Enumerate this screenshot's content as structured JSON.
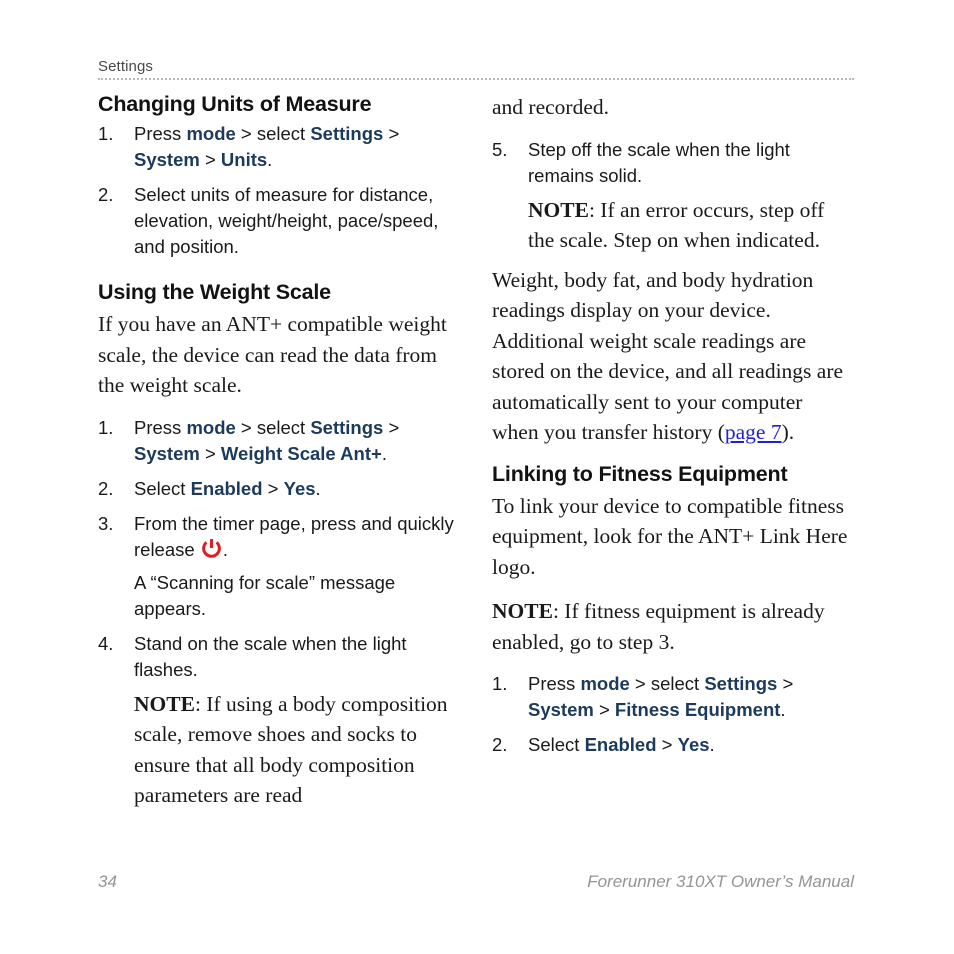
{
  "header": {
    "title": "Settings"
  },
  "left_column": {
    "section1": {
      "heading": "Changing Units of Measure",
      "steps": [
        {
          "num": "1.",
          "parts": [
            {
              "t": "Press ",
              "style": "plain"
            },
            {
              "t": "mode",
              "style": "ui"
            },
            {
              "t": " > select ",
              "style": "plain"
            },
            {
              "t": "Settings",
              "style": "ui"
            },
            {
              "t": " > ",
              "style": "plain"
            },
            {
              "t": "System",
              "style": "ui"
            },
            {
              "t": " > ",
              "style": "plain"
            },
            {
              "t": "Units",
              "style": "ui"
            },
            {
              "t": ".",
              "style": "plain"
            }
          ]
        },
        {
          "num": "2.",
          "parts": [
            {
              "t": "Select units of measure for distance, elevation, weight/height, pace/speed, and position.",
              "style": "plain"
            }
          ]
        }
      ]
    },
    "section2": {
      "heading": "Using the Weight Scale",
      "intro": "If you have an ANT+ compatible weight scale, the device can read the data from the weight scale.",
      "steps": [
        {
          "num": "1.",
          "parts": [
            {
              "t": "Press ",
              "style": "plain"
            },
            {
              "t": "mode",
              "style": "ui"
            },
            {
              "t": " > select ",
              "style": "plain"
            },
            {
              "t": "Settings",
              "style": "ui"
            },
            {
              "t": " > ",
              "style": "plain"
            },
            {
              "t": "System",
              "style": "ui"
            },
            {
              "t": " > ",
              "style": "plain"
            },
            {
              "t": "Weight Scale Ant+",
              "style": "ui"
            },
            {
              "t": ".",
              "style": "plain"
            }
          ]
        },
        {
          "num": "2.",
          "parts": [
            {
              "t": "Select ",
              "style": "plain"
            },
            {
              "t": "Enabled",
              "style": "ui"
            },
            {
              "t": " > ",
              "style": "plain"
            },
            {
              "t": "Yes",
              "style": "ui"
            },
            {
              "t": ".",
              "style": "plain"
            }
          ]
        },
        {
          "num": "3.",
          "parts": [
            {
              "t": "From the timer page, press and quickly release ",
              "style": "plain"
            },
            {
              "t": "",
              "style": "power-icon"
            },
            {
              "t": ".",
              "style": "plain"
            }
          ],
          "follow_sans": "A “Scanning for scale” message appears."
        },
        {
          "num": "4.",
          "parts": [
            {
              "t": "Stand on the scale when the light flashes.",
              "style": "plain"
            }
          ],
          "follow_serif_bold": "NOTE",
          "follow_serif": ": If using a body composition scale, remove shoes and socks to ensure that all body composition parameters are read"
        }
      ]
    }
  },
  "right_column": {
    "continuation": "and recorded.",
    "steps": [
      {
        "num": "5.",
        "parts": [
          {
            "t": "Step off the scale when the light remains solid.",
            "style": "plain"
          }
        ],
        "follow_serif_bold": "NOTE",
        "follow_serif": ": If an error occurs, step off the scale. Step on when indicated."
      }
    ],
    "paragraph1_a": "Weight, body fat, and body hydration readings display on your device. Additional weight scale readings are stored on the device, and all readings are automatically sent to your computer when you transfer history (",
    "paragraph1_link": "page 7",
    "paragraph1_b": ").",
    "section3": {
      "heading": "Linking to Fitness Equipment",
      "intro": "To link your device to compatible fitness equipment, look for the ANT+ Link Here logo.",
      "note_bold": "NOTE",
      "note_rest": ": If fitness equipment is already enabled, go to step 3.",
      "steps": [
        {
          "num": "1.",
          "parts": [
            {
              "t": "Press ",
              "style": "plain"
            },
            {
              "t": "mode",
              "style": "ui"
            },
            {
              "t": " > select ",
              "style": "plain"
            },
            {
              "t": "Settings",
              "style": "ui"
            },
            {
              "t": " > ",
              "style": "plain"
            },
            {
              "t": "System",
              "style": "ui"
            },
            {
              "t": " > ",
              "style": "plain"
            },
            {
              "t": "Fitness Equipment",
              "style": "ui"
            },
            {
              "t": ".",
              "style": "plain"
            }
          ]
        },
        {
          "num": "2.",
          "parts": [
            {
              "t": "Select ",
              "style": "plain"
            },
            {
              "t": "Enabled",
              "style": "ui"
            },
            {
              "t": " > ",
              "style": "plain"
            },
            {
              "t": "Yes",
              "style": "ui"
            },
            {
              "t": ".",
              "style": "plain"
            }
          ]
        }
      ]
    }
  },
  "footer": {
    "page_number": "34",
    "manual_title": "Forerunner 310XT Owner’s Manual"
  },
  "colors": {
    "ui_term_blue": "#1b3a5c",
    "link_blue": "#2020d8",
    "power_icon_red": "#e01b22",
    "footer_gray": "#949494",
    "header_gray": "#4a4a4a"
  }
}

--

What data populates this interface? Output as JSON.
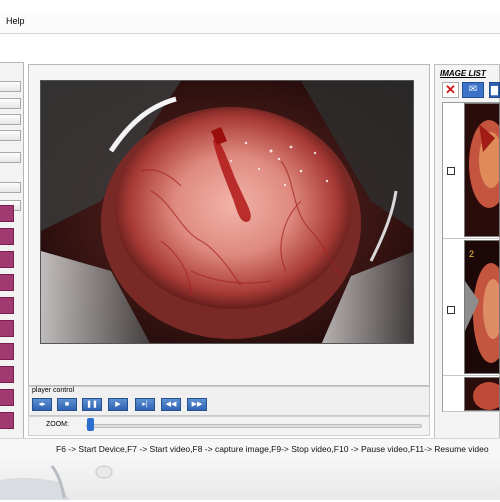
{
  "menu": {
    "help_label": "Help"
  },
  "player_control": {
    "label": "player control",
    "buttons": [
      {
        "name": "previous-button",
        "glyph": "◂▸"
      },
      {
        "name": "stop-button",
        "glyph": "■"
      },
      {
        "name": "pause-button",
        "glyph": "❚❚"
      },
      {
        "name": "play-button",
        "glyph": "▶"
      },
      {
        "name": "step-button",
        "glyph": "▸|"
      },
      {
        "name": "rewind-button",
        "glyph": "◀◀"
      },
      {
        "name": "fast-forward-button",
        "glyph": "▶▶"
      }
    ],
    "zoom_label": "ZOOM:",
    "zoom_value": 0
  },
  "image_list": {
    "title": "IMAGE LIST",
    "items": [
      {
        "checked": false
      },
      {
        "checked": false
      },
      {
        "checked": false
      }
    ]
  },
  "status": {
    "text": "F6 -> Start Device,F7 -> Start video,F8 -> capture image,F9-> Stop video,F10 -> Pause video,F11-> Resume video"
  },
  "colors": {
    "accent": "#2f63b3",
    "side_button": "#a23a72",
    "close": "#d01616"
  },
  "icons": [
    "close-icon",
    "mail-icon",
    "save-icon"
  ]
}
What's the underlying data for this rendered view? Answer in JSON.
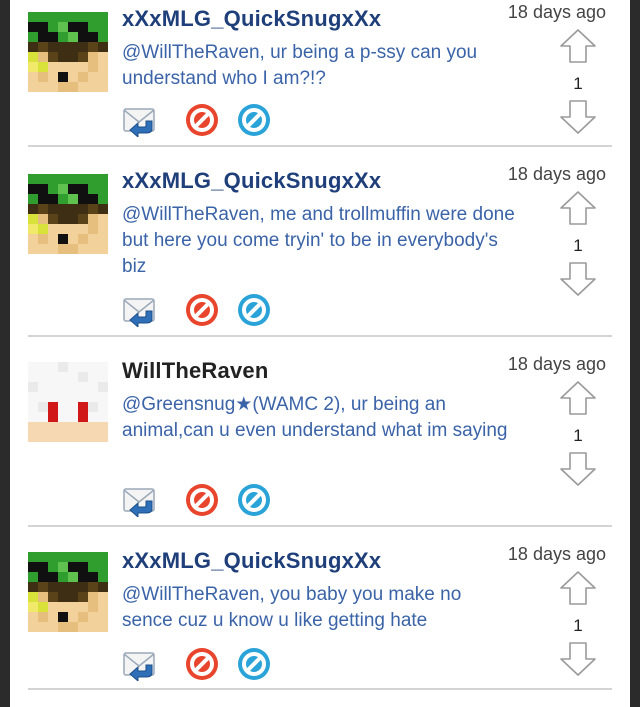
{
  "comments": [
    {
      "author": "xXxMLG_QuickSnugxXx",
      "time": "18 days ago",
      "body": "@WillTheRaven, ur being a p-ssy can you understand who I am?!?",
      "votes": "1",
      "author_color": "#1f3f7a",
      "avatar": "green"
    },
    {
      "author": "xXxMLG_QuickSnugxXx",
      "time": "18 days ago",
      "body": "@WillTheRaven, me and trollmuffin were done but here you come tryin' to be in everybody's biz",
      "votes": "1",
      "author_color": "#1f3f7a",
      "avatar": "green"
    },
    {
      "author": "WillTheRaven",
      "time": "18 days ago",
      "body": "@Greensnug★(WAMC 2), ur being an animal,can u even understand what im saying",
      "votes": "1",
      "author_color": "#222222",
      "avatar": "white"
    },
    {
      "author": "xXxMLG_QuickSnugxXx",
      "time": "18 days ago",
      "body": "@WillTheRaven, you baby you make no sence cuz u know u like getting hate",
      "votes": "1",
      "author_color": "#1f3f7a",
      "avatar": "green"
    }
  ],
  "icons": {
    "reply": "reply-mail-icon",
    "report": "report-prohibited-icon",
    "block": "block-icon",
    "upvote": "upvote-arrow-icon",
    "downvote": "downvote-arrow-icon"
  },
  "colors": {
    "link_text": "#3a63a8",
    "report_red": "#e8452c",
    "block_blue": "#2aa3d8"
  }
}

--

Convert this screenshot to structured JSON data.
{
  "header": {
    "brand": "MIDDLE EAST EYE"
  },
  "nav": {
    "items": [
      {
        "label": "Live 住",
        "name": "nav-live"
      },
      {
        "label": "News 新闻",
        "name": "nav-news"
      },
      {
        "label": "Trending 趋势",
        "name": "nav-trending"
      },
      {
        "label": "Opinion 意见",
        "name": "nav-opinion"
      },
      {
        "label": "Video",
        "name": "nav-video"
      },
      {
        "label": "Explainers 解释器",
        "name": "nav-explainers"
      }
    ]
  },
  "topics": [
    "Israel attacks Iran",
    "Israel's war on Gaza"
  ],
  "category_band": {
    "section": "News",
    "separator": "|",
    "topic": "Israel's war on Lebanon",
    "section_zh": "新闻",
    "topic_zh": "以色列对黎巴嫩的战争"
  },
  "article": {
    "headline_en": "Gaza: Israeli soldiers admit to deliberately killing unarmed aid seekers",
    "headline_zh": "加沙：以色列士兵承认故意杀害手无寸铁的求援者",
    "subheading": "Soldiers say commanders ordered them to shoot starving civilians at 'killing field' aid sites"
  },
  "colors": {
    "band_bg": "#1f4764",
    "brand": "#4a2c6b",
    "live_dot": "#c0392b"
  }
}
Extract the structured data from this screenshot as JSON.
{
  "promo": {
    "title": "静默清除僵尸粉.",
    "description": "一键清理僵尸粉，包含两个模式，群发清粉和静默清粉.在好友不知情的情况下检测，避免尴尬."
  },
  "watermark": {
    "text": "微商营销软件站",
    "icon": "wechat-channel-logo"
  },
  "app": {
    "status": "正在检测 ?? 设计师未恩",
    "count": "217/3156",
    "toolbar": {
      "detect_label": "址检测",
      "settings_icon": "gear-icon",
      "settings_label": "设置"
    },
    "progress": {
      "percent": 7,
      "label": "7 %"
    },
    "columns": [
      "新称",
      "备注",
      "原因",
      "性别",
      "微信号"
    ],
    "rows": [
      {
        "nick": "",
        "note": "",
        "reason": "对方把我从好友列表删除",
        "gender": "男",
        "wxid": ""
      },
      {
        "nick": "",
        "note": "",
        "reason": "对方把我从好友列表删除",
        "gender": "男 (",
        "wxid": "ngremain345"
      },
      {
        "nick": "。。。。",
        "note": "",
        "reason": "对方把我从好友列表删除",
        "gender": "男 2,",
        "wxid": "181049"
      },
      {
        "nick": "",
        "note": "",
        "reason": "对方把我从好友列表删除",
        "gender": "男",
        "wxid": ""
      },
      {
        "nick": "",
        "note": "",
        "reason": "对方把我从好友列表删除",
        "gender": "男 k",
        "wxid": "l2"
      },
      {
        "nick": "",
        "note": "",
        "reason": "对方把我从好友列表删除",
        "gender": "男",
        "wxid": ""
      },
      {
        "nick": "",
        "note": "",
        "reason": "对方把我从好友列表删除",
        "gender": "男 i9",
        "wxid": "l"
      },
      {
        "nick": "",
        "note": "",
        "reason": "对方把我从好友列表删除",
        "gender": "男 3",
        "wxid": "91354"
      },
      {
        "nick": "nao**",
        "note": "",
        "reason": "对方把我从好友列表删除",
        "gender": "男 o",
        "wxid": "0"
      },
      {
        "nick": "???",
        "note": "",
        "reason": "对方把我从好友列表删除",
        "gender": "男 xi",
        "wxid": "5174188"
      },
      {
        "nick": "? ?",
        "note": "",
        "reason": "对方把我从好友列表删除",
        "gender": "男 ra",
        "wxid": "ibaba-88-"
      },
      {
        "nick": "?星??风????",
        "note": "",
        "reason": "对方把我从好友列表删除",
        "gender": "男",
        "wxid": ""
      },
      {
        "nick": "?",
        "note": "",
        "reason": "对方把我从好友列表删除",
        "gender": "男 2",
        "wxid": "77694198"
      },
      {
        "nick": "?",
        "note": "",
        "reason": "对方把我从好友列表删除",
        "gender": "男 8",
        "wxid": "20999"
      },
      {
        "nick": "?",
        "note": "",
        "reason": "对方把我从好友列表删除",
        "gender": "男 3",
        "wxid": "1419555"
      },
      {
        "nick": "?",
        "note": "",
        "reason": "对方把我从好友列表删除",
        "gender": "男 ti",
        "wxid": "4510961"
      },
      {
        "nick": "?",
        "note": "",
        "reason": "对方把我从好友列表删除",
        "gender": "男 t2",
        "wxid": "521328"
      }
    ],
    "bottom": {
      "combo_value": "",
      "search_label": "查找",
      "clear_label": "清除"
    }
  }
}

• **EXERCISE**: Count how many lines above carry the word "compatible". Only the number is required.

• **RESPONSE**: 2